Task requirements
Read through the listing and copy every line that contains the word "MARÍA".

-- Opening Marker --

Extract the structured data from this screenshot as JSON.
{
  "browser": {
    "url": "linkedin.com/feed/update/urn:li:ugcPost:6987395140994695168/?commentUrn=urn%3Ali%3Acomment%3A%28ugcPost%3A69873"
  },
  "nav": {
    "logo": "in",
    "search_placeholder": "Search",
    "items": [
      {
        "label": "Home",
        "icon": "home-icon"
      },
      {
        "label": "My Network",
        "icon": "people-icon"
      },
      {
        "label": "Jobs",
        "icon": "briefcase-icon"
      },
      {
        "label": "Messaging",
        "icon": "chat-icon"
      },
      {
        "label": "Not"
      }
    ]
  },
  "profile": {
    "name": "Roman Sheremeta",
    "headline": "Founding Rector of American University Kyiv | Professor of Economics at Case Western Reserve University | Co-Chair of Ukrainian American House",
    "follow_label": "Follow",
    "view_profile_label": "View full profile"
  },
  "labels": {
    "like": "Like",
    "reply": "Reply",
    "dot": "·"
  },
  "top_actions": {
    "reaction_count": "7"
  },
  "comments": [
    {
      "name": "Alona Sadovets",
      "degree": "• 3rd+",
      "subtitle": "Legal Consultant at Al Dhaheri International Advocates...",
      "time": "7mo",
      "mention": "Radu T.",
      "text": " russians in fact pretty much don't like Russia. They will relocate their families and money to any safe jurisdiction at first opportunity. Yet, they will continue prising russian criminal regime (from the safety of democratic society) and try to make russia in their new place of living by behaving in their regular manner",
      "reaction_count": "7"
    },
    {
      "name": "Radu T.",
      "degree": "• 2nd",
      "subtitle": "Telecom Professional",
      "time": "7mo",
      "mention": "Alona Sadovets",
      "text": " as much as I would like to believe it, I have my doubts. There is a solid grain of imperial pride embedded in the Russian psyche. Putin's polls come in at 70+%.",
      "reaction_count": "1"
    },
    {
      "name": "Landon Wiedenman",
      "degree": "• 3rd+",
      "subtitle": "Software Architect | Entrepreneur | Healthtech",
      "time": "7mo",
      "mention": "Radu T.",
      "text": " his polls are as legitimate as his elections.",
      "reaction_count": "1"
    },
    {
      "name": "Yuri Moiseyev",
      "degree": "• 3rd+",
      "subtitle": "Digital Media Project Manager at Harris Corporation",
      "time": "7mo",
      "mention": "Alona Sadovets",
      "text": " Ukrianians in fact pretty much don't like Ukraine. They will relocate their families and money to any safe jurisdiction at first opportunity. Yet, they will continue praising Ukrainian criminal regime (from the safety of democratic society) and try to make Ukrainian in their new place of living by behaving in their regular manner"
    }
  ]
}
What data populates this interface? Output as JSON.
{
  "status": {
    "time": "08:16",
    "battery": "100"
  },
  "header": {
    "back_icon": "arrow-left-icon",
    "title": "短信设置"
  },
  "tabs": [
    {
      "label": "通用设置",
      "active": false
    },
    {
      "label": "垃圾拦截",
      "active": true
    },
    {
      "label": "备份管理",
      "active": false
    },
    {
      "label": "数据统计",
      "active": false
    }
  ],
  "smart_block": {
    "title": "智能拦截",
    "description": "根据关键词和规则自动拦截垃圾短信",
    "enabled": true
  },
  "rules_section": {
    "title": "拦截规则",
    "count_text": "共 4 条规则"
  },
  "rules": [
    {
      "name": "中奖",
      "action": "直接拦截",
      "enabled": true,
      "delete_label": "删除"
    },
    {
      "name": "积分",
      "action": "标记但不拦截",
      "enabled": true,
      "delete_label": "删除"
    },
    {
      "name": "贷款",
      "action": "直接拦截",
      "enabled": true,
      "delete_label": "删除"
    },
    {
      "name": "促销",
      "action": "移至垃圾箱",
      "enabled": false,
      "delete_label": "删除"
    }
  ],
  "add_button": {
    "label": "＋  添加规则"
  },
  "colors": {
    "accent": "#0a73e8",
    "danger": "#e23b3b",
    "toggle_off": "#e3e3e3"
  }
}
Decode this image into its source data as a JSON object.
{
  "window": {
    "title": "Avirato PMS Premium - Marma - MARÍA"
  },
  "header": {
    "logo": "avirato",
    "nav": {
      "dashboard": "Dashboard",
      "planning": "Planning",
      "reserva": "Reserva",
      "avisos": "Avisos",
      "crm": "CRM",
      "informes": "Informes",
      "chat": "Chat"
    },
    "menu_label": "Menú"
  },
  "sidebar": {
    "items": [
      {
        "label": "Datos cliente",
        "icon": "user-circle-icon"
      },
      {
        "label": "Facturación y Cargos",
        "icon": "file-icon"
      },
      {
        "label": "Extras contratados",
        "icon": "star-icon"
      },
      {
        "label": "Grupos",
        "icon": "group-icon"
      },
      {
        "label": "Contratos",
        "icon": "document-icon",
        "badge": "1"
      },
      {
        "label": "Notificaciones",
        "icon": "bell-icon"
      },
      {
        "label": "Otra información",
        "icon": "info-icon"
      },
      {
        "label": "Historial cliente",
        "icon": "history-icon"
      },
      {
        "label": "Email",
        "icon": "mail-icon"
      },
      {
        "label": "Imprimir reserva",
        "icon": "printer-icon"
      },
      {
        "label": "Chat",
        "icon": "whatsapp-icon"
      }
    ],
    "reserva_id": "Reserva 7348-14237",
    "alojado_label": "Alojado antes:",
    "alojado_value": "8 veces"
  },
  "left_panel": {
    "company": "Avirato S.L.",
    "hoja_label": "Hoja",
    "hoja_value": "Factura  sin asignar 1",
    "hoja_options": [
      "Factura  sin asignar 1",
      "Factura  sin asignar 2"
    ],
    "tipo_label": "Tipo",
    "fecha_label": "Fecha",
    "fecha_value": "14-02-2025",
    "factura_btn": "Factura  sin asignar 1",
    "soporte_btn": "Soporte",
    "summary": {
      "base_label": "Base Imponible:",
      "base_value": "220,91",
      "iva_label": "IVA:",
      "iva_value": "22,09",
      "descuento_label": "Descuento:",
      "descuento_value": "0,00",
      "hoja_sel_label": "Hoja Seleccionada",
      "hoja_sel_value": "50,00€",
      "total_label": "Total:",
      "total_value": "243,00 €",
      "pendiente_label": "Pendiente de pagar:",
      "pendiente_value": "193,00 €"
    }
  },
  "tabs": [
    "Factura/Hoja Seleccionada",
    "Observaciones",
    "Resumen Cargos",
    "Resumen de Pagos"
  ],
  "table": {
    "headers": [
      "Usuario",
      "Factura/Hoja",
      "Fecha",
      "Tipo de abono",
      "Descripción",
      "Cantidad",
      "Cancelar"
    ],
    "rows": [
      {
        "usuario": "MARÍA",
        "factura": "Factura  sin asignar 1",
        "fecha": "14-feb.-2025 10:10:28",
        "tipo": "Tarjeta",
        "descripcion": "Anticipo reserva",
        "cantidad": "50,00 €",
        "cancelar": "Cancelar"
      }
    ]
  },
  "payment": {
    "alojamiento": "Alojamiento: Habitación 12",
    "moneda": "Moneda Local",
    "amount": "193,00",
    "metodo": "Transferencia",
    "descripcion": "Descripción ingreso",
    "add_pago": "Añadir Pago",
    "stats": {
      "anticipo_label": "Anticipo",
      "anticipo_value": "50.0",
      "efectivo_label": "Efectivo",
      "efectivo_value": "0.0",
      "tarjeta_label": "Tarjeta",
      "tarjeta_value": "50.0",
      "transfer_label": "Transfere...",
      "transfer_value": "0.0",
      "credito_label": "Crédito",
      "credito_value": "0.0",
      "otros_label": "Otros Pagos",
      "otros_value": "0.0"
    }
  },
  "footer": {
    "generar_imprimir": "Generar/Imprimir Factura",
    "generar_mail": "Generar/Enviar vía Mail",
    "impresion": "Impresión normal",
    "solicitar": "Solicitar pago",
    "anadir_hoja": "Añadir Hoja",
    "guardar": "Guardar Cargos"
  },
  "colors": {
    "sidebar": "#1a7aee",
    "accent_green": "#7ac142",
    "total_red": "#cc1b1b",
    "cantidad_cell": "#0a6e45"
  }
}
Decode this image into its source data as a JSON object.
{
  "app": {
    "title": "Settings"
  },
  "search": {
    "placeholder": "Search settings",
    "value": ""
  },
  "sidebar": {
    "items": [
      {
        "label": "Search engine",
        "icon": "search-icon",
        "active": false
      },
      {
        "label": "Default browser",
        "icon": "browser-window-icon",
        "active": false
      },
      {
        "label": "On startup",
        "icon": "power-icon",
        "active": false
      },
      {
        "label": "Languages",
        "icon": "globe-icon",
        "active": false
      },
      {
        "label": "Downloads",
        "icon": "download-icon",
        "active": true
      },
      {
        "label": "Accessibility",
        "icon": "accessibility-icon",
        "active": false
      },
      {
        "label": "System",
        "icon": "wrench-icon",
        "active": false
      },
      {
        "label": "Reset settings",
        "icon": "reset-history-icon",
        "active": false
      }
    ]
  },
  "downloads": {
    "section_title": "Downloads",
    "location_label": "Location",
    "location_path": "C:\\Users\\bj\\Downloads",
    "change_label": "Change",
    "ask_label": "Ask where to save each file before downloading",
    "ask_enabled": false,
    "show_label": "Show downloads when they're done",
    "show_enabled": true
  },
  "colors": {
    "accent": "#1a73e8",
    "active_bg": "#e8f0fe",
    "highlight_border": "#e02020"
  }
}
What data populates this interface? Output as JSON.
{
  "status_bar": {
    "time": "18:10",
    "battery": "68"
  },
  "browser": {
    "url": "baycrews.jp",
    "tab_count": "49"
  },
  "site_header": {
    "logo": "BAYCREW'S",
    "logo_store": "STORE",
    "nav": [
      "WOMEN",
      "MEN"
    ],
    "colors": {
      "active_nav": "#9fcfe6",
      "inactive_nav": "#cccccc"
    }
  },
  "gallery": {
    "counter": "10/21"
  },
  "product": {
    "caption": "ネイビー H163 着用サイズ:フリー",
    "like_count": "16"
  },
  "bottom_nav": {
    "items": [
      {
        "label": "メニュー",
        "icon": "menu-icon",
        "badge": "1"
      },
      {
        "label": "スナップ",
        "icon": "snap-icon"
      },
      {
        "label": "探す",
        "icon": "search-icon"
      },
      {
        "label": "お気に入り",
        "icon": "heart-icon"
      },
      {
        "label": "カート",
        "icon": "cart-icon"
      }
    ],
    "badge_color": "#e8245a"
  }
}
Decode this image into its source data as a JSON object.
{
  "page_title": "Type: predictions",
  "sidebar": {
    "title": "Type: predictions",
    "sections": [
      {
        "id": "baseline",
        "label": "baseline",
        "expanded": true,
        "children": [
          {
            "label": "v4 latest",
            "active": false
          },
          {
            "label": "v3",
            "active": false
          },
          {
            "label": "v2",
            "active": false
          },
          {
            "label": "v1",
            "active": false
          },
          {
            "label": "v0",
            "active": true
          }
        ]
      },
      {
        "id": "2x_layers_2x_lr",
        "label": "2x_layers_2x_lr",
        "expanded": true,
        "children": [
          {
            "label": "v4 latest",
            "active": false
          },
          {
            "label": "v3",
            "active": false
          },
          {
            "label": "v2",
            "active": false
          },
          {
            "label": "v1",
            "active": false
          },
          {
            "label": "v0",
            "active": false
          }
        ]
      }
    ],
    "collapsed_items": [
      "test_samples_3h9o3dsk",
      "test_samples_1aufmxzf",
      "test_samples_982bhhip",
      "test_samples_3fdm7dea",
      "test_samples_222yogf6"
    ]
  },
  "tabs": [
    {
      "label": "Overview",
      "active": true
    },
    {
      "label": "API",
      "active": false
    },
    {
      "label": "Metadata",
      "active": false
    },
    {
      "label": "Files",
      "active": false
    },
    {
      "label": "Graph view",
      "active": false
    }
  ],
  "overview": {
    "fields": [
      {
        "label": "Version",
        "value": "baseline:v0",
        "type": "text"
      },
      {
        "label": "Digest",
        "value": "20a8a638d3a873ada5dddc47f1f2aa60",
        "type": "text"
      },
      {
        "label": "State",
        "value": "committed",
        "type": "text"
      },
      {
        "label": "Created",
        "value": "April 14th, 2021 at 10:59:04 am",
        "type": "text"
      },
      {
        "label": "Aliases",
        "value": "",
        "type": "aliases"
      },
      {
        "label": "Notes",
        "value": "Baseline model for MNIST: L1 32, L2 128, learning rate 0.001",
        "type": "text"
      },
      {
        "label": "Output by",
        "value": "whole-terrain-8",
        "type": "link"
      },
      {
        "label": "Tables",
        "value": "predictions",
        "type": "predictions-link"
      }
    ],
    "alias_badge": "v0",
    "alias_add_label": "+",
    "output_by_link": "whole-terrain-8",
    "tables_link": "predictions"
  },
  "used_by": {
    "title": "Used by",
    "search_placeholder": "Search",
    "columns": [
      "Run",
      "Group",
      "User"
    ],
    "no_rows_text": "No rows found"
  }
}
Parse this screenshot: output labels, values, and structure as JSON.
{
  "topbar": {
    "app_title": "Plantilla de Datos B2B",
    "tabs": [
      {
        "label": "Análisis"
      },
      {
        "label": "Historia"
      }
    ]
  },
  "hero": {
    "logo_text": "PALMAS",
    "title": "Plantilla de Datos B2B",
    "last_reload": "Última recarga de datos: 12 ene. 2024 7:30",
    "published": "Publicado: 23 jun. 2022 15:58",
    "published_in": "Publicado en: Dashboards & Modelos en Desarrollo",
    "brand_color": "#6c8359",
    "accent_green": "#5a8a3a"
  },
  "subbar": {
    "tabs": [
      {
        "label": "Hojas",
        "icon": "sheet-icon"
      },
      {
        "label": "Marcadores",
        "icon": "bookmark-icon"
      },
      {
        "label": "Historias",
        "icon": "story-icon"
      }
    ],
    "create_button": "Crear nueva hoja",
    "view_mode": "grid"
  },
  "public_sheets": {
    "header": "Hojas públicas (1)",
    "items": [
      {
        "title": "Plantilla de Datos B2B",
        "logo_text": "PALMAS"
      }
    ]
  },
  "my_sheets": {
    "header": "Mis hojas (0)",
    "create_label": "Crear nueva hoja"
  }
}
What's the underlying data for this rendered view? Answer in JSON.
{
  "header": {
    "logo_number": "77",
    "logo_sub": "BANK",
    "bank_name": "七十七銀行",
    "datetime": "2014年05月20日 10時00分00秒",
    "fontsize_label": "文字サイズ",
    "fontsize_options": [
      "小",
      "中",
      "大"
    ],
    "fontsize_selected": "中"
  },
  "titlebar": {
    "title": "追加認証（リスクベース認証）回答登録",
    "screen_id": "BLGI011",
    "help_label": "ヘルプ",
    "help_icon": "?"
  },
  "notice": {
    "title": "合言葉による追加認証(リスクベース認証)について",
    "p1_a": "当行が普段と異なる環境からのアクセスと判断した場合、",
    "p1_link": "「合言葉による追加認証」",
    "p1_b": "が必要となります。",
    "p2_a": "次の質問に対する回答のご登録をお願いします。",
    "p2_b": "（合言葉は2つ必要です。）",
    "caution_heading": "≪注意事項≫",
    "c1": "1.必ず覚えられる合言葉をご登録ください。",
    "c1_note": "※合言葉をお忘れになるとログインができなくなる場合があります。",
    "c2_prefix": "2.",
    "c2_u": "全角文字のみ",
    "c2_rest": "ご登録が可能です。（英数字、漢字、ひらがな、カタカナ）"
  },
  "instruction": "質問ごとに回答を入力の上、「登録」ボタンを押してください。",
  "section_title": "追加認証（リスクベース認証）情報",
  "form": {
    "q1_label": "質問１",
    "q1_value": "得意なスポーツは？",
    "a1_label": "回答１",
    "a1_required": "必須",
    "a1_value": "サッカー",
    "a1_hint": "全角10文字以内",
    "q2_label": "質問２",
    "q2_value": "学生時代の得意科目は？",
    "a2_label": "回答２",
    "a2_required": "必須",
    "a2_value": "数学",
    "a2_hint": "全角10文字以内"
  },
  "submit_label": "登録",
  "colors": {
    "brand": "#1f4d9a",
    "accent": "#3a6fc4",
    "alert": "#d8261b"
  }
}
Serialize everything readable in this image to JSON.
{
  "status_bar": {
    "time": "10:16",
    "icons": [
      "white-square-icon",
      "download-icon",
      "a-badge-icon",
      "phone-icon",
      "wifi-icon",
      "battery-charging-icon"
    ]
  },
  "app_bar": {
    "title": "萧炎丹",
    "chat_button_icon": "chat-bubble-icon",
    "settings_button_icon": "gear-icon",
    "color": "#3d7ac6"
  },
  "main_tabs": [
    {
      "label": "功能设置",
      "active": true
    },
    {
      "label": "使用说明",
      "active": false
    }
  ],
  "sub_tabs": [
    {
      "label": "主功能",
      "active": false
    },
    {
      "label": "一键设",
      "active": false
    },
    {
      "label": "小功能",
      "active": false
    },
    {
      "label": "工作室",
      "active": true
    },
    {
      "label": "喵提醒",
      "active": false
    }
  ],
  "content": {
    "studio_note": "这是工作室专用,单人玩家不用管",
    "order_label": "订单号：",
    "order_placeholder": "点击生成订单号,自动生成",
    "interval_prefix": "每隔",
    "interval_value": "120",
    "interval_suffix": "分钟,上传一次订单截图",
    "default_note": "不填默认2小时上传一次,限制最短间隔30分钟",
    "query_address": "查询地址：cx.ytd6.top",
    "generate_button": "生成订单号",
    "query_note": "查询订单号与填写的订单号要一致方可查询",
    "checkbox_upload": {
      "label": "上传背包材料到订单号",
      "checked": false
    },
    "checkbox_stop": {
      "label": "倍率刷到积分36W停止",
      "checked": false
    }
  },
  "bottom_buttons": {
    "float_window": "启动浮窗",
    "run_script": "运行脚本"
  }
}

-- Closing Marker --

Output of the exercise
    "title": "Avirato PMS Premium - Marma - MARÍA"
        "usuario": "MARÍA",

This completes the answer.